The broad nature of the speculated device remains generally the same across most rumors. The iWatch will reportedly run iOS on a 1.5-inch, curved glass display and have biometrics and other sensors built in.
The hurdle, however, seems to be battery life. The small battery needed for the device is turning out to be a challenge. With a rumored targeted battery life of four to five days, zero leaks have suggested that Apple has found a solution yet. Whether or not Apple has found a solution, however, the latest rumors reveal some of the options for battery life and charging the company is considering.
Apple has been testing wireless magnetic induction charging methods for the iWatch, a person briefed on the product recently told The New York Times. Wireless magnetic induction charging technology, which charges a device when it's on a charging plate, is already used in some Nokia smartphones.
Other ideas Apple has experimented with for charging the iWatch, which are likely further out from being ready for the market, include solar and movement-based charging, people close to the efforts of the development of Apple's iWatch told the Times.

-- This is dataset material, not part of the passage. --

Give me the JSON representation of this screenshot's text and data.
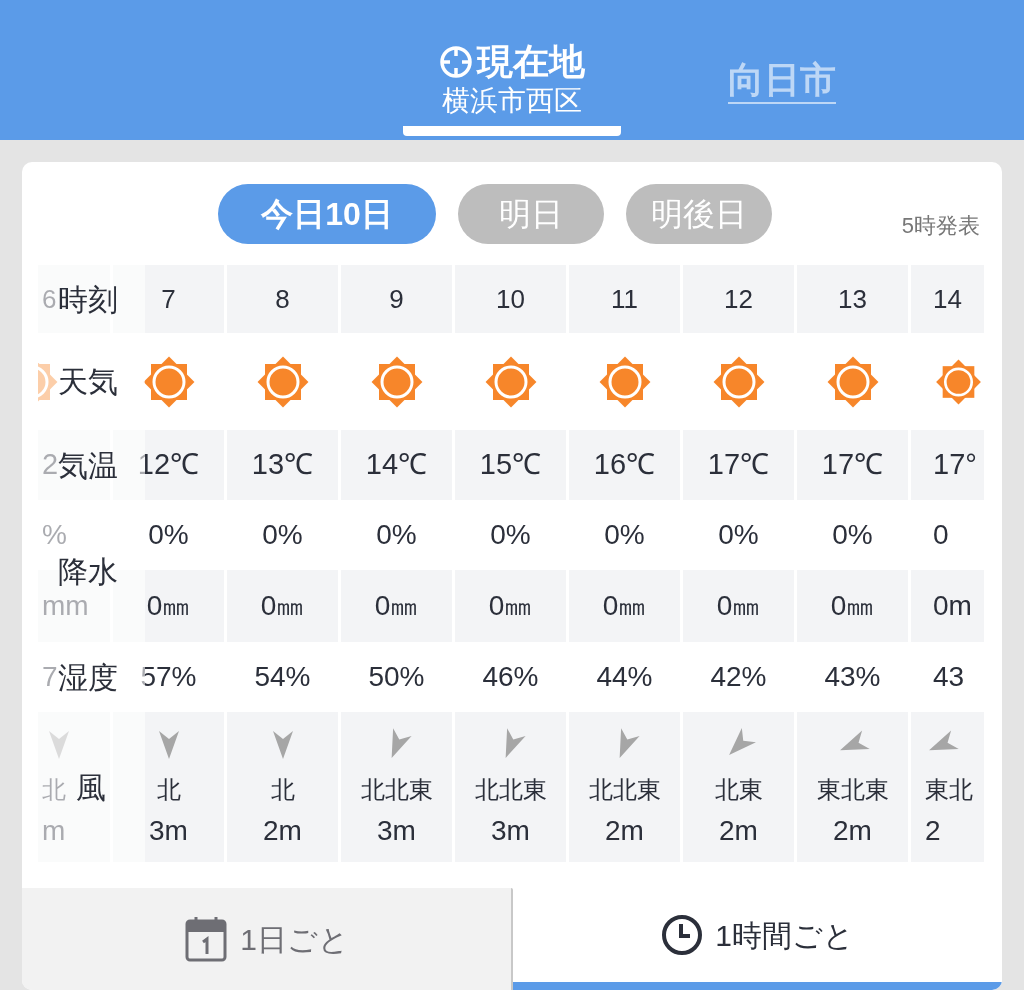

Is an iWatch launch likely?
Apple has somehow managed to keep its new product secret. While rumor activity certainly favors the iWatch, other new products in 2014 could include a television or a mobile payments service. Of course, Apple could also launch multiple products in new categories in 2014.

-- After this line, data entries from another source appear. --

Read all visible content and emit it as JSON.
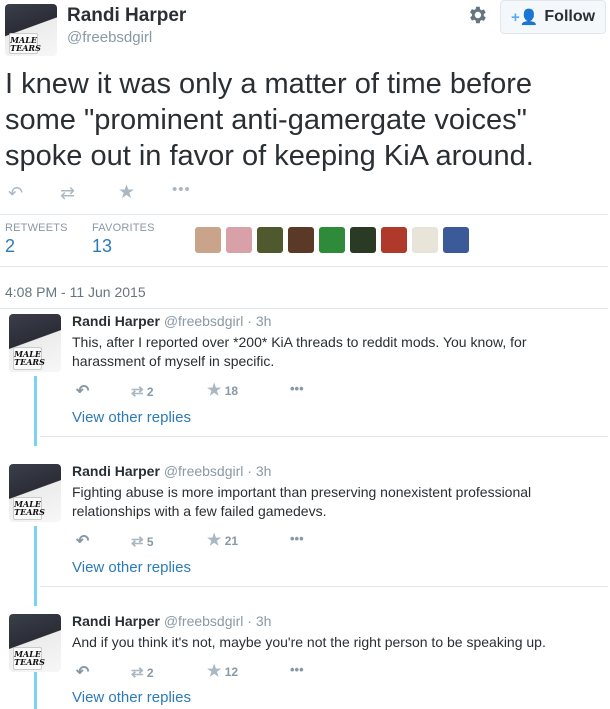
{
  "header": {
    "name": "Randi Harper",
    "handle": "@freebsdgirl",
    "follow_label": "Follow",
    "avatar_text": "MALE TEARS"
  },
  "tweet": {
    "text_lines": [
      "I knew it was only a matter of time before",
      "some \"prominent anti-gamergate voices\"",
      "spoke out in favor of keeping KiA around."
    ],
    "stats": {
      "retweets_label": "RETWEETS",
      "retweets_value": "2",
      "favorites_label": "FAVORITES",
      "favorites_value": "13"
    },
    "timestamp": "4:08 PM - 11 Jun 2015"
  },
  "favoriters": [
    {
      "color": "#c9a38a"
    },
    {
      "color": "#d8a0a8"
    },
    {
      "color": "#4e5a2e"
    },
    {
      "color": "#5a3a26"
    },
    {
      "color": "#2f8a3a"
    },
    {
      "color": "#2a3a24"
    },
    {
      "color": "#b03a2a"
    },
    {
      "color": "#e8e4da"
    },
    {
      "color": "#3a5a9a"
    }
  ],
  "replies": [
    {
      "name": "Randi Harper",
      "handle": "@freebsdgirl",
      "time": "· 3h",
      "lines": [
        "This, after I reported over *200* KiA threads to reddit mods. You know, for",
        "harassment of myself in specific."
      ],
      "retweets": "2",
      "favorites": "18",
      "view_other": "View other replies"
    },
    {
      "name": "Randi Harper",
      "handle": "@freebsdgirl",
      "time": "· 3h",
      "lines": [
        "Fighting abuse is more important than preserving nonexistent professional",
        "relationships with a few failed gamedevs."
      ],
      "retweets": "5",
      "favorites": "21",
      "view_other": "View other replies"
    },
    {
      "name": "Randi Harper",
      "handle": "@freebsdgirl",
      "time": "· 3h",
      "lines": [
        "And if you think it's not, maybe you're not the right person to be speaking up."
      ],
      "retweets": "2",
      "favorites": "12",
      "view_other": "View other replies"
    }
  ]
}
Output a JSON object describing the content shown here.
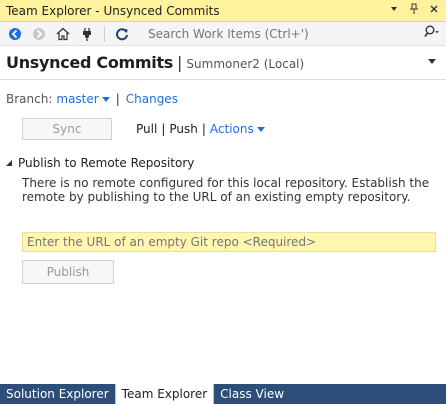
{
  "window": {
    "title": "Team Explorer - Unsynced Commits",
    "dropdown_icon": "chevron-down-icon",
    "pin_icon": "pin-icon",
    "close_icon": "close-icon"
  },
  "toolbar": {
    "back_icon": "back-icon",
    "forward_icon": "forward-icon",
    "home_icon": "home-icon",
    "connect_icon": "plug-icon",
    "refresh_icon": "refresh-icon",
    "search_placeholder": "Search Work Items (Ctrl+')",
    "search_icon": "search-icon"
  },
  "header": {
    "title": "Unsynced Commits",
    "divider": "|",
    "subtitle": "Summoner2 (Local)"
  },
  "branch": {
    "label": "Branch:",
    "value": "master",
    "separator": "|",
    "changes_link": "Changes"
  },
  "sync": {
    "sync_label": "Sync",
    "pull_label": "Pull",
    "sep1": "|",
    "push_label": "Push",
    "sep2": "|",
    "actions_label": "Actions"
  },
  "publish_section": {
    "header": "Publish to Remote Repository",
    "message": "There is no remote configured for this local repository. Establish the remote by publishing to the URL of an existing empty repository.",
    "url_placeholder": "Enter the URL of an empty Git repo <Required>",
    "publish_label": "Publish"
  },
  "bottom_tabs": [
    {
      "label": "Solution Explorer",
      "active": false
    },
    {
      "label": "Team Explorer",
      "active": true
    },
    {
      "label": "Class View",
      "active": false
    }
  ],
  "colors": {
    "titlebar_bg": "#fff29d",
    "link": "#1e6fd9",
    "url_input_bg": "#fff7b0",
    "bottom_tab_bar": "#2d4d7a"
  }
}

The only thing investors can be sure about at this point is that Apple is, indeed, going to launch a new product in a new category. Responding to Piper Jaffray analyst Gene Munster's question in Apple's first-quarter earnings call about whether Apple will still launch a product in a new category in 2014, Cook said, "Yes, absolutely. No change." Digging further, Munster asked about what kind of trajectory Apple might expect for this new product category. Cook responded vaguely, but also optimistically, "We have zero issue coming up with things we want to do that we think we can disrupt in a major way."
While it's unclear whether an iWatch will be one of Apple's new categories in 2014, Cook has expressed explicit interest in the wearables category before. At the 2013 D11 conference, Cook said he found the category "incredibly interesting" and even called the category "another very key branch of the tree."

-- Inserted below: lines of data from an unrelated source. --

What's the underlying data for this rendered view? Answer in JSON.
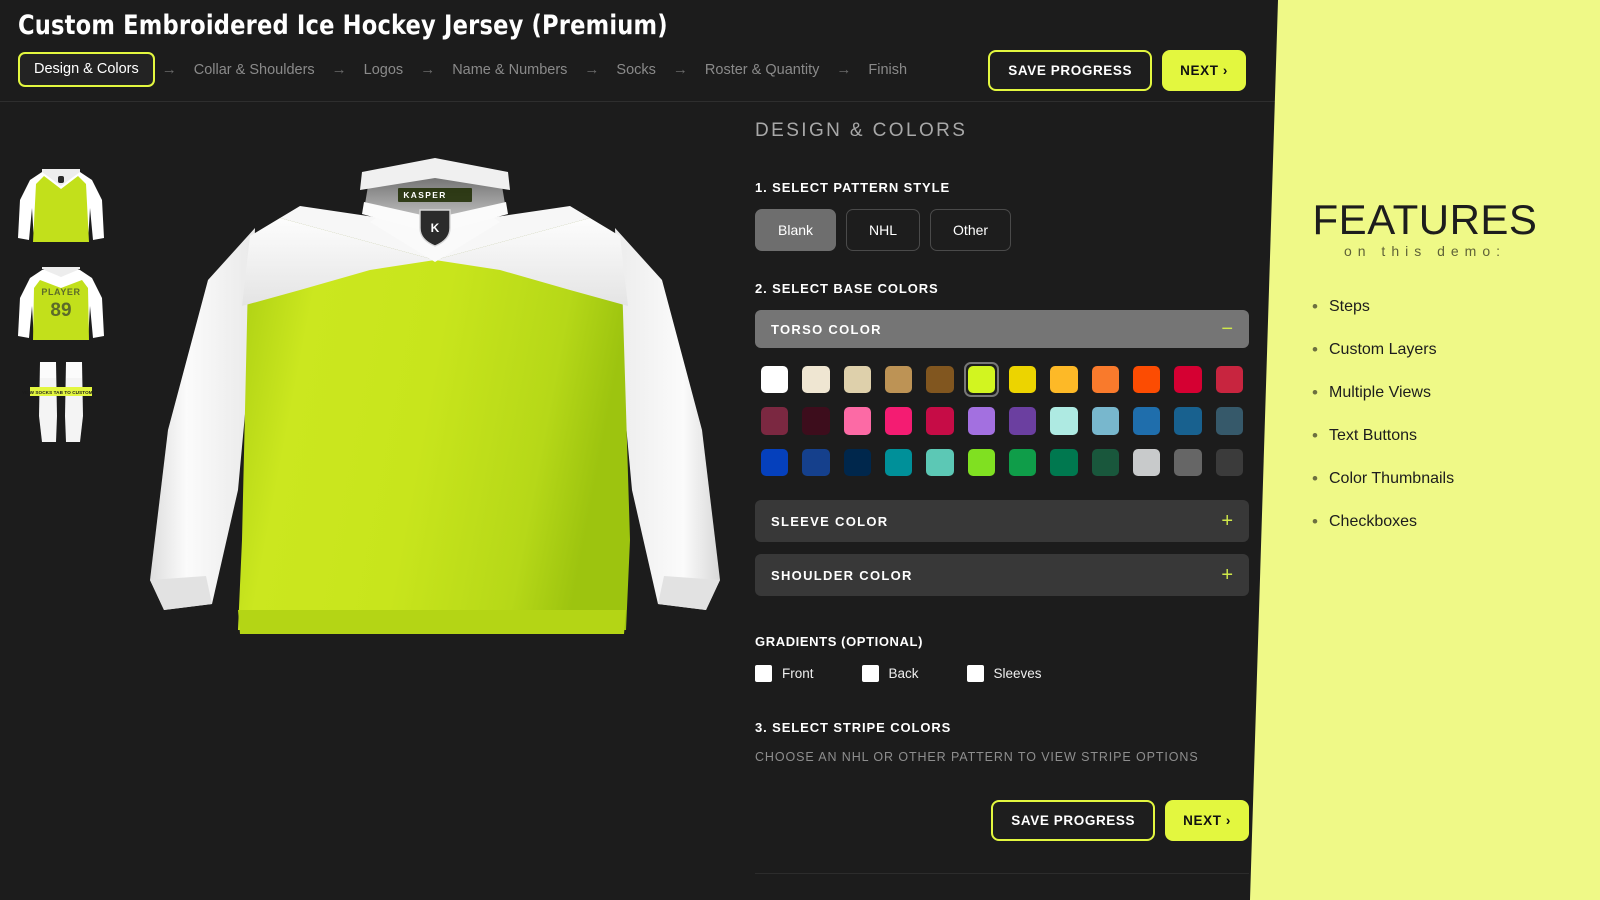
{
  "header": {
    "title": "Custom Embroidered Ice Hockey Jersey (Premium)",
    "steps": [
      {
        "label": "Design & Colors",
        "active": true
      },
      {
        "label": "Collar & Shoulders",
        "active": false
      },
      {
        "label": "Logos",
        "active": false
      },
      {
        "label": "Name & Numbers",
        "active": false
      },
      {
        "label": "Socks",
        "active": false
      },
      {
        "label": "Roster & Quantity",
        "active": false
      },
      {
        "label": "Finish",
        "active": false
      }
    ],
    "step_arrow": "→",
    "save_label": "SAVE PROGRESS",
    "next_label": "NEXT ›"
  },
  "thumbnails": [
    {
      "name": "front-view",
      "body_color": "#c2e01b",
      "sleeve_color": "#ffffff"
    },
    {
      "name": "back-view",
      "body_color": "#c2e01b",
      "sleeve_color": "#ffffff",
      "player_text": "PLAYER",
      "number_text": "89"
    },
    {
      "name": "socks-view",
      "sock_color": "#f2f2f2",
      "badge_text": "VIEW SOCKS TAB TO CUSTOMIZE"
    }
  ],
  "preview": {
    "body_color": "#c2e01b",
    "sleeve_color": "#ffffff",
    "shoulder_color": "#ffffff",
    "brand_tag": "KASPER",
    "crest_letter": "K"
  },
  "panel": {
    "title": "DESIGN & COLORS",
    "pattern_section": {
      "label": "1. SELECT PATTERN STYLE",
      "options": [
        {
          "label": "Blank",
          "selected": true
        },
        {
          "label": "NHL",
          "selected": false
        },
        {
          "label": "Other",
          "selected": false
        }
      ]
    },
    "base_colors_label": "2. SELECT BASE COLORS",
    "accordions": [
      {
        "title": "TORSO COLOR",
        "open": true,
        "sign": "−"
      },
      {
        "title": "SLEEVE COLOR",
        "open": false,
        "sign": "+"
      },
      {
        "title": "SHOULDER COLOR",
        "open": false,
        "sign": "+"
      }
    ],
    "torso_swatches": [
      {
        "hex": "#ffffff",
        "selected": false
      },
      {
        "hex": "#efe6d2",
        "selected": false
      },
      {
        "hex": "#ded0ab",
        "selected": false
      },
      {
        "hex": "#bd9355",
        "selected": false
      },
      {
        "hex": "#81561f",
        "selected": false
      },
      {
        "hex": "#d2f520",
        "selected": true
      },
      {
        "hex": "#ecd400",
        "selected": false
      },
      {
        "hex": "#fdb927",
        "selected": false
      },
      {
        "hex": "#f97a2c",
        "selected": false
      },
      {
        "hex": "#fc4c02",
        "selected": false
      },
      {
        "hex": "#d50032",
        "selected": false
      },
      {
        "hex": "#c8253f",
        "selected": false
      },
      {
        "hex": "#7b2841",
        "selected": false
      },
      {
        "hex": "#3d0d1c",
        "selected": false
      },
      {
        "hex": "#fc6aa5",
        "selected": false
      },
      {
        "hex": "#f41c72",
        "selected": false
      },
      {
        "hex": "#c60c46",
        "selected": false
      },
      {
        "hex": "#a370e0",
        "selected": false
      },
      {
        "hex": "#6b3fa0",
        "selected": false
      },
      {
        "hex": "#aeeae2",
        "selected": false
      },
      {
        "hex": "#78b7cd",
        "selected": false
      },
      {
        "hex": "#1f6eac",
        "selected": false
      },
      {
        "hex": "#18618f",
        "selected": false
      },
      {
        "hex": "#36596a",
        "selected": false
      },
      {
        "hex": "#0540bc",
        "selected": false
      },
      {
        "hex": "#15408c",
        "selected": false
      },
      {
        "hex": "#00274c",
        "selected": false
      },
      {
        "hex": "#009099",
        "selected": false
      },
      {
        "hex": "#5cc8b5",
        "selected": false
      },
      {
        "hex": "#80e021",
        "selected": false
      },
      {
        "hex": "#0f9d49",
        "selected": false
      },
      {
        "hex": "#00784f",
        "selected": false
      },
      {
        "hex": "#19573c",
        "selected": false
      },
      {
        "hex": "#c8cacb",
        "selected": false
      },
      {
        "hex": "#666666",
        "selected": false
      },
      {
        "hex": "#3b3b3b",
        "selected": false
      }
    ],
    "gradients": {
      "label": "GRADIENTS (OPTIONAL)",
      "options": [
        {
          "label": "Front",
          "checked": false
        },
        {
          "label": "Back",
          "checked": false
        },
        {
          "label": "Sleeves",
          "checked": false
        }
      ]
    },
    "stripe_section": {
      "label": "3. SELECT STRIPE COLORS",
      "note": "CHOOSE AN NHL OR OTHER PATTERN TO VIEW STRIPE OPTIONS"
    },
    "save_label": "SAVE PROGRESS",
    "next_label": "NEXT ›"
  },
  "features": {
    "title": "FEATURES",
    "subtitle": "on this demo:",
    "items": [
      "Steps",
      "Custom Layers",
      "Multiple Views",
      "Text Buttons",
      "Color Thumbnails",
      "Checkboxes"
    ]
  },
  "theme": {
    "accent": "#e3f73f",
    "features_bg": "#eff987",
    "page_bg": "#1c1c1c"
  }
}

An upside bonus
Whether Apple launches an iWatch or not, the very fact that it is working on new categories is good news for investors. Given the fact that Apple's conservative valuation at just 12.5 times earnings, any new trajectory has the potential to be rewarding for investors. Investors who buy at today's conservative valuation get to buy into a company with a massive hoard of cash, a successful line of existing products, and the bonus of the possibility that Apple will manage to disrupt or create yet another industry.